Frank Binz, Jr. was one of the principals of the Binz and Lambert Construction Company. One of their most noteworthy construction projects was the $60,000 Binz Fireproof Warehouse located at 1071 North Orange Avenue. This building was built for Frank Binz, Sr. in 1926 and was used for the storage of furniture, clothing and other household goods. The building was strategically located alongside the A.C.L. Railway to allow for the Northern shipping of household items as well as to receive them. This structure is an important local landmark and is part of an important historical district along Orange Avenue which included the city power-plant building and the city waterworks. The Binz family were also members of the Chicago Colony, a documented migration pattern of Midwesterners who moved to Sarasota.
Following the death of his father in 1929, Frank Binz, Jr. took over the management of the Binz Warehouse until the sale of the business in 1953.
While living in the subject structure on Grove Street, the Binz family was active in many civic events including the Sarasota Pageant. This is documented by the photographs provided by Frank Binz, Jr.'s son Barry Binz which show his father and mother in Spanish garb while posing in the front and side yards of the home. These photographs show how sparsely populated this portion of Sarasota was with only a few homes visible in the background. Also visible are the telephone poles alongside the new nine foot wide Tamiami Trail.
Edgar Allen Garner

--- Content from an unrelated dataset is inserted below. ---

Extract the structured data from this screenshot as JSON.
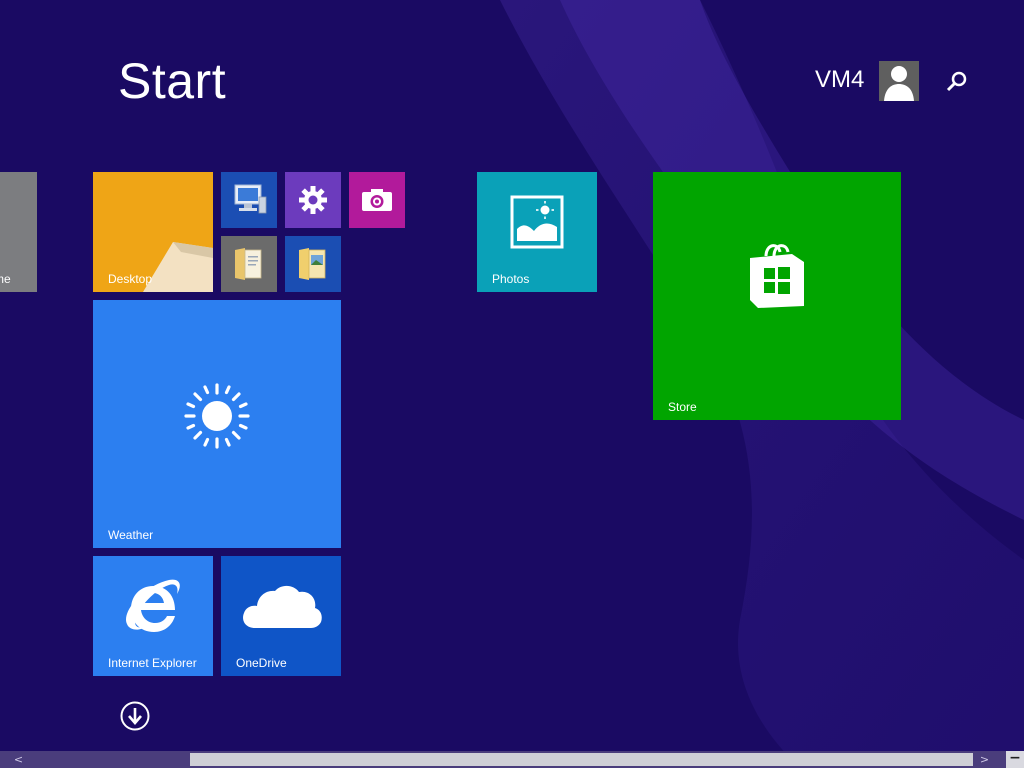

By1938 the home was occupied by Edgar A. Garner, Chief of Police, who would live in the house until 1950. Garner was an active lawman who started as a deputy sheriff in DeSoto County, served as Police Chief for Sarasota, and later as Special Investigator for the State of Florida. Garner brought himself credit in all levels of law inforcement.
Mr. Garner, a native of Clanton, Alabama, began his career in 1913 at the age of 26 as a deputy in Desoto County. At the time transportation was by horseback and his territory, which was shared with one other deputy and the Sheriff, covered what is today Glades, Hardee, Highland, Charlotte and present DeSoto County. As a deputy his escapades included a shoot-out east of Punta Gorda while trailing five escaped convicts; four of whom were considerd armed and desperate. He stumbled upon them and the convicts opened fire. Garner quickly returned their fire and when the smoke cleared, three of the convicts were dead and one wounded; Garner was unharmed.
By 1930, Mr. Garner had moved to Sarasota and was serving as a deputy sheriff. In ca. 1933 Garner was appointed Police Chief for the City of Sarasota, a post he held until resigning in 1949. While he had been hand picked by Governor Warren to head the State Highway Patrol, Garner was unable to garner enough Cabinet votes to take the position. Governor Warren then appointed Garner as Special Investigator for the State. In this position, Garner was involved in several sensational cases which included murders and gambling activities linked to organized crime in Tampa and Miami.
In March of 1950, Edgar Allen Garner suffered a heart attach in Miami apparently while down there on a case. He died a week later at the home of his daughter Geraldine Garner of Sarasota, Florida. While spending a live in law enforcement, Mr. Garner found time for other civic organization, besides being involved in the local Masons and Shriners and heads of the local Red Cross as Disaster Chairman. Mr. Garner also served as president of the Florida Peace Officers Association as well as Sergeant-at-Arms of the International Association of Police Chiefs.